Delivering his fourth State of the Nation Address in Parliament yesterday, President Lazarus Chakwera, yesterday, expressed unwavering confidence that Malawi is poised to be food-secure nation, thanks to the redesigned Agricultural Input Programme (AIP), provision of loans to medium and large-scale farmers, and the introduction of mega farms utilizing advanced irrigation techniques.
Chakwera underscored that food security stands as a paramount priority for the 2024/25 fiscal year, with the implemented interventions already yielding promising results.
In a country where 80 percent of the food consumed is cultivated by small-holder farmers, Chakwera emphasized that his government’s focus with the redesigned AIP is squarely on empowering these small-holder farmers to achieve food security.
“Consequently, 1.5 million farmers with land holding sizes from 0.25 hectares to 2 hectares were targeted to benefit from the AIP this growing season, with the expectation that they will produce 1,125,000 Metric Tonnes, 14 thus contributing over 32 percent to our national food grain requirement,” he said.
Added to the 32 percent from small-holder farmers, is the provision of loans, through Neef Farm Input Loans, to medium and large-scale farmers such as Senior Chief Khongoni in Lilongwe.
According to Minister of Agriculture Sam Kawale, Khongoni received around K15 Million to use on part of her 150ha farm.
“With these funds, she has planted maize (35ha), soy beans (15ha), and groundnuts (10ha). Part of the money also went to pay wages, creating employment for hundreds of people who worked on the farm,” said Kawale in an interview recently.
With almost 15 000 farmers already on Neef Farm Input loans, and most of them in irrigation farming, Kawale says they expect considerable additional to the country’s food basket.
According to Kawale, farmers under the redesigned AIP will produce enough to lead them to be self-food sufficient something that, in the subsequent farming season, will see them qualify for Neef Farm Input loans.
“That is our strategy of graduating small-holders farmers from subsistence to commercial farming,” he said.
However, beyond these two initiatives—AIP and NEEF loans—Chakwera’s greatest poise is the Mega Farms project which he says is a cornerstone of his commitment to enhancing agricultural production and commercialization.
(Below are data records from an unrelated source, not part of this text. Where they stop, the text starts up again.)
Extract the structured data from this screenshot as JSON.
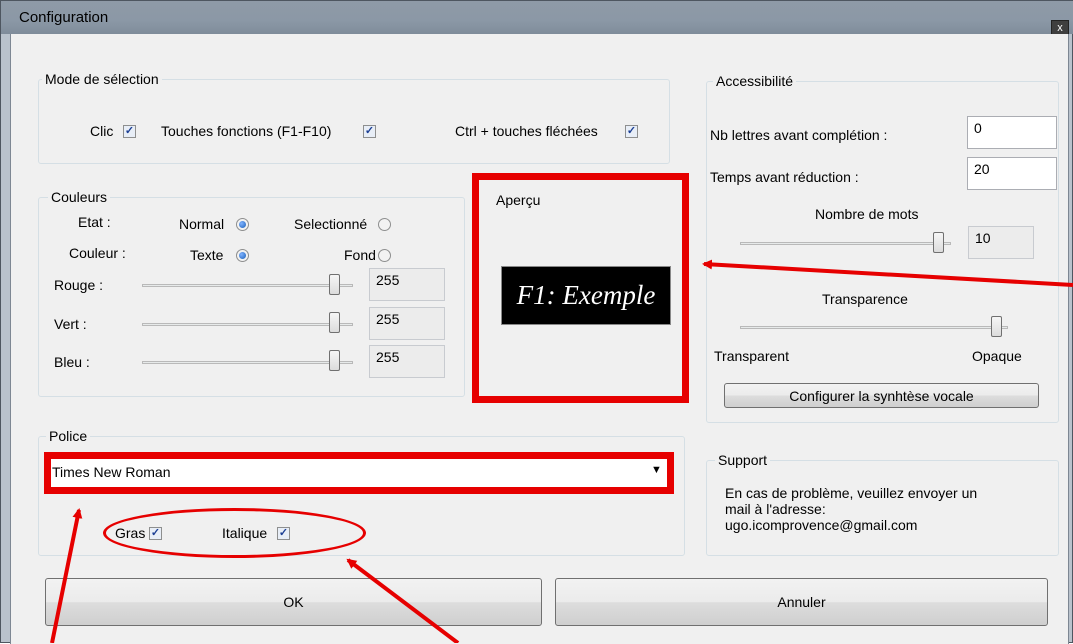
{
  "window": {
    "title": "Configuration",
    "close_glyph": "x"
  },
  "selection_mode": {
    "legend": "Mode de sélection",
    "click_label": "Clic",
    "fkeys_label": "Touches fonctions (F1-F10)",
    "ctrl_label": "Ctrl + touches fléchées"
  },
  "colors": {
    "legend": "Couleurs",
    "state_label": "Etat :",
    "normal_label": "Normal",
    "selected_label": "Selectionné",
    "color_label": "Couleur :",
    "text_label": "Texte",
    "background_label": "Fond",
    "red_label": "Rouge :",
    "green_label": "Vert :",
    "blue_label": "Bleu :",
    "red_value": "255",
    "green_value": "255",
    "blue_value": "255"
  },
  "preview": {
    "legend": "Aperçu",
    "sample_text": "F1: Exemple"
  },
  "accessibility": {
    "legend": "Accessibilité",
    "letters_label": "Nb lettres avant complétion :",
    "letters_value": "0",
    "delay_label": "Temps avant réduction :",
    "delay_value": "20",
    "words_label": "Nombre de mots",
    "words_value": "10",
    "transparency_label": "Transparence",
    "transparent_label": "Transparent",
    "opaque_label": "Opaque",
    "tts_button": "Configurer la synhtèse vocale"
  },
  "font": {
    "legend": "Police",
    "selected": "Times New Roman",
    "bold_label": "Gras",
    "italic_label": "Italique"
  },
  "support": {
    "legend": "Support",
    "line1": "En cas de problème, veuillez envoyer un",
    "line2": "mail à l'adresse:",
    "email": "ugo.icomprovence@gmail.com"
  },
  "buttons": {
    "ok": "OK",
    "cancel": "Annuler"
  },
  "annotation_color": "#e60000"
}
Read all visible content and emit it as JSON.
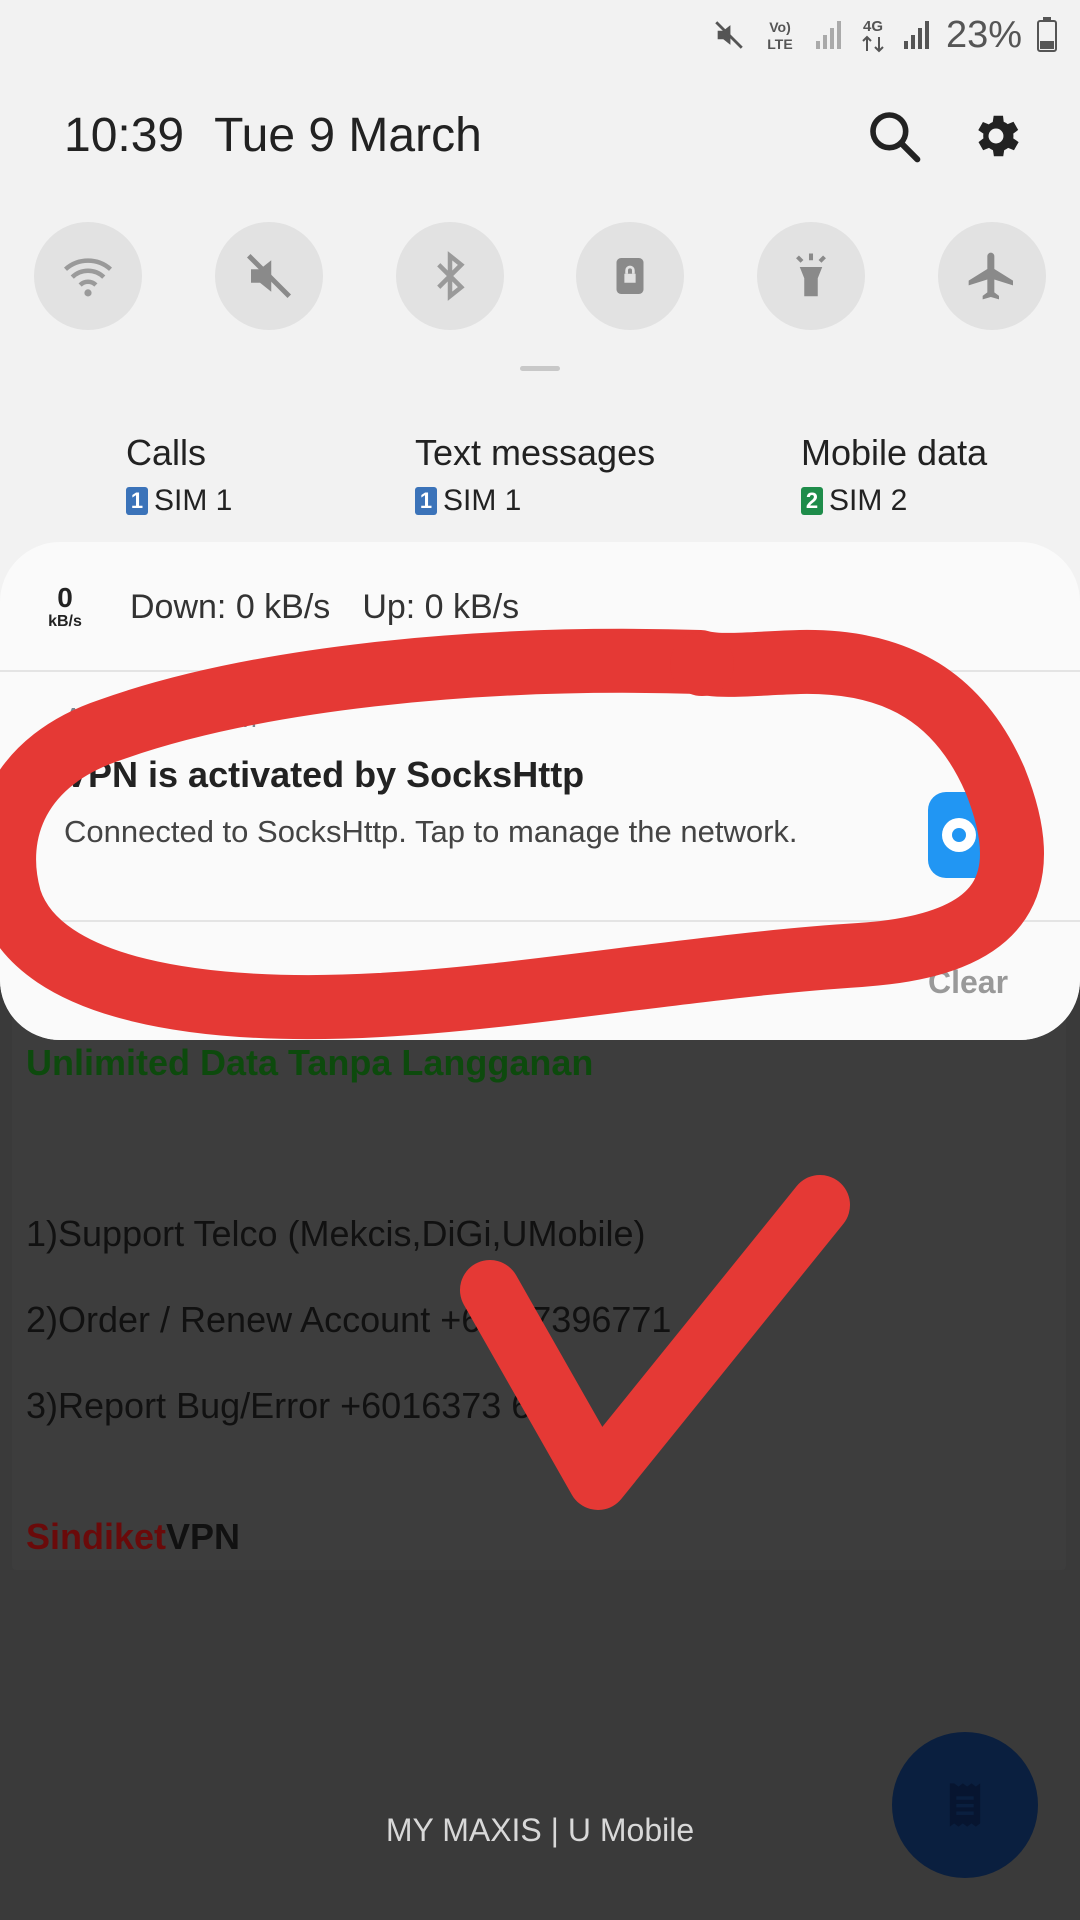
{
  "status_bar": {
    "battery": "23%",
    "icons": [
      "mute-icon",
      "volte-icon",
      "signal-icon",
      "4g-icon",
      "signal-icon",
      "battery-icon"
    ]
  },
  "header": {
    "time": "10:39",
    "date": "Tue 9 March"
  },
  "quick_toggles": [
    "wifi-icon",
    "sound-off-icon",
    "bluetooth-icon",
    "rotation-lock-icon",
    "flashlight-icon",
    "airplane-mode-icon"
  ],
  "sim_settings": [
    {
      "title": "Calls",
      "badge": "1",
      "sim": "SIM 1",
      "color": "#3b73b9"
    },
    {
      "title": "Text messages",
      "badge": "1",
      "sim": "SIM 1",
      "color": "#3b73b9"
    },
    {
      "title": "Mobile data",
      "badge": "2",
      "sim": "SIM 2",
      "color": "#1e8c4a"
    }
  ],
  "speed": {
    "value": "0",
    "unit": "kB/s",
    "down": "Down: 0 kB/s",
    "up": "Up: 0 kB/s"
  },
  "notification": {
    "app": "Android system",
    "title": "VPN is activated by SocksHttp",
    "body": "Connected to SocksHttp. Tap to manage the network."
  },
  "panel_actions": {
    "settings": "Noti",
    "clear": "Clear"
  },
  "app_content": {
    "headline": "Unlimited Data Tanpa Langganan",
    "line1": "1)Support Telco (Mekcis,DiGi,UMobile)",
    "line2": "2)Order / Renew Account +6  137396771",
    "line3": "3)Report Bug/Error +6016373  64",
    "brand_a": "Sindiket",
    "brand_b": "VPN",
    "footer": "MY MAXIS | U Mobile"
  },
  "colors": {
    "annotation_red": "#e53935",
    "accent_blue": "#2196f3"
  }
}
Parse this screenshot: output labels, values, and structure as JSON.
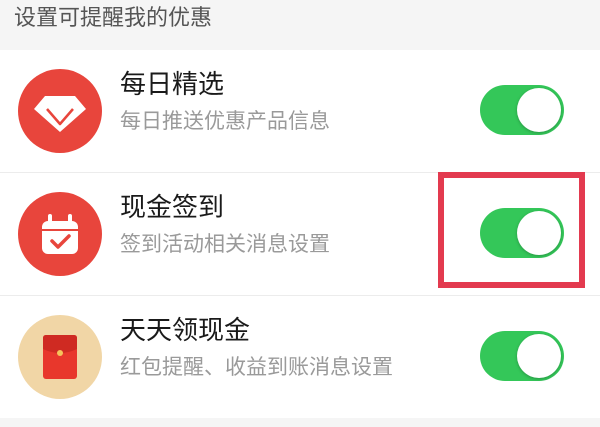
{
  "header": {
    "title": "设置可提醒我的优惠"
  },
  "settings": [
    {
      "title": "每日精选",
      "subtitle": "每日推送优惠产品信息",
      "icon": "diamond-icon",
      "icon_bg": "#e8453c",
      "enabled": true
    },
    {
      "title": "现金签到",
      "subtitle": "签到活动相关消息设置",
      "icon": "calendar-check-icon",
      "icon_bg": "#e8453c",
      "enabled": true
    },
    {
      "title": "天天领现金",
      "subtitle": "红包提醒、收益到账消息设置",
      "icon": "red-envelope-icon",
      "icon_bg": "#f1d6a6",
      "enabled": true
    }
  ],
  "colors": {
    "toggle_on": "#34c759",
    "toggle_off": "#e5e5e5",
    "highlight": "#e33a4f",
    "background": "#f5f5f5"
  }
}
“I am happy to report that it has seen significant strides in the past year as we implemented our plans to establish large-scale production units for priority crops,” he said.
In his speech, Chakwera reported that in collaboration with the Malawi Defence Force and Malawi Prisons, his administration coordinated the production of 373 Metric Tonnes of maize for restocking in the country’s 15 strategic grain reserves.
“Similarly, the Lilongwe University of Agriculture and Natural Resources (LUANAR) cultivated 103 hectares of maize on Illovo, while Dwangwa Farm produced 700 Metric Tonnes of maize.
“Additionally, my Administration successfully launched two cooperative-based mega-farms at Linga in Nkhata Bay, with 450 hectares dedicated to rice. We also established a full-time Mega Farm Support Unit at Kanengo here in Lilongwe, which has mobilized 560 farmers managing a combined total of 18,000 hectares for the cultivation of crops like groundnuts and soybeans, under the off-taker agreements with reputable companies such as Pyxus Malawi Ltd and Paramount Group that have links to international markets,” he said.
Data sourced from the Ministry of Agricultural shows that so far, under Mega Farms project, about 7 000 hectares of land is being cultivated.
With these initiatives, Chakwera says he is upbeat that Malawi is recovering and food challenges will soon be history.